*** The data Section Begins ***

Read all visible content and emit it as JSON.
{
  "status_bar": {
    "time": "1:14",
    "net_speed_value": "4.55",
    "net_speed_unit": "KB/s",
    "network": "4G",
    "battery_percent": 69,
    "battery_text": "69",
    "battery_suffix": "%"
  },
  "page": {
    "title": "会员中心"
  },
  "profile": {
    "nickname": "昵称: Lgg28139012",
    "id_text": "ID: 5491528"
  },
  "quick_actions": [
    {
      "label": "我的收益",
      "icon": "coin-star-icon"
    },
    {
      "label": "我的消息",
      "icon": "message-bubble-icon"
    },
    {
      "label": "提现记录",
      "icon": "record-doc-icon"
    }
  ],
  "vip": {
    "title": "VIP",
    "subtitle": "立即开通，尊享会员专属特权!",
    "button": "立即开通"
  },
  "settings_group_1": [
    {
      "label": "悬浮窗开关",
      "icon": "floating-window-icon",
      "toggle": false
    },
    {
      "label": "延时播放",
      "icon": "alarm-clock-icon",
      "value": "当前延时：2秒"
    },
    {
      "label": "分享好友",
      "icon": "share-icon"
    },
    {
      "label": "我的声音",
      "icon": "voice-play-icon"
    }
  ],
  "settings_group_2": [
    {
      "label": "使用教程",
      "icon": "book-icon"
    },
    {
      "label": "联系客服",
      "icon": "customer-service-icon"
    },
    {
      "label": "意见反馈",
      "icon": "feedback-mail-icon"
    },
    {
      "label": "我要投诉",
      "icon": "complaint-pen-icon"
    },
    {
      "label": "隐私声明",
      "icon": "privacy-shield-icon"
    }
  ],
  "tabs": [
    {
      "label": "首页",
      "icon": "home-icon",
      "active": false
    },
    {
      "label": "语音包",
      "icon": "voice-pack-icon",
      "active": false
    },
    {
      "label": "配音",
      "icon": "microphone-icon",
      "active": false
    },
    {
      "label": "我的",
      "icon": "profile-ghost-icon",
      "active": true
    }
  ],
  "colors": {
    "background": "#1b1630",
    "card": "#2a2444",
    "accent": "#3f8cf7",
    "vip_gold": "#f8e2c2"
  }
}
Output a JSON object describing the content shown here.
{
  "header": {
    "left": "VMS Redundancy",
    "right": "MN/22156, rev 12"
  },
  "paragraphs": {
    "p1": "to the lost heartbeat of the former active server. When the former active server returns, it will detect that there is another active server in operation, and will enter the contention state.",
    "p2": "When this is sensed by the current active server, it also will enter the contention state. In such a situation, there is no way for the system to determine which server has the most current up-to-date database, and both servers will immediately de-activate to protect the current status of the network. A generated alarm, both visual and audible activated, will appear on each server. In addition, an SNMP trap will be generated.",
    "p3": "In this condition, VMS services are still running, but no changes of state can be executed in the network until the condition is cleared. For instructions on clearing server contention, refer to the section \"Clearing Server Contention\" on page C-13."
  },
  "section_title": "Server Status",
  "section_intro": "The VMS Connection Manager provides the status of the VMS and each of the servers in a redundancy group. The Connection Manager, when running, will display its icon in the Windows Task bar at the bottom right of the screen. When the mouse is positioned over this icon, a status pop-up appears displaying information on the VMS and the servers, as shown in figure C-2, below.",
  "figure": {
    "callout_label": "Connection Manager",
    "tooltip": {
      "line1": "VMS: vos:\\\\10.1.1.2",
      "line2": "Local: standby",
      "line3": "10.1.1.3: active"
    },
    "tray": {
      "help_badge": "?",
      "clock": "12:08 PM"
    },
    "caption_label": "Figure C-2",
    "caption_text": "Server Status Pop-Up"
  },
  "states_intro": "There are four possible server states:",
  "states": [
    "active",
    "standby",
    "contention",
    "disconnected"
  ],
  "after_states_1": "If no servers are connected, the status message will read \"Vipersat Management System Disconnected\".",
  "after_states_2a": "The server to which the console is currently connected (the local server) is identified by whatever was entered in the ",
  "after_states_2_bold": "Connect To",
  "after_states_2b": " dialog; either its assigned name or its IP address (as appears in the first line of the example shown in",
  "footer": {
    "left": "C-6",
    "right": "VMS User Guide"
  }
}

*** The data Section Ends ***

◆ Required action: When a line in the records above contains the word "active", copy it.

◆ Answer to the exercise:
      "active": false
      "active": false
      "active": false
      "active": true
    "p1": "to the lost heartbeat of the former active server. When the former active server returns, it will detect that there is another active server in operation, and will enter the contention state.",
    "p2": "When this is sensed by the current active server, it also will enter the contention state. In such a situation, there is no way for the system to determine which server has the most current up-to-date database, and both servers will immediately de-activate to protect the current status of the network. A generated alarm, both visual and audible activated, will appear on each server. In addition, an SNMP trap will be generated.",
      "line3": "10.1.1.3: active"
    "active",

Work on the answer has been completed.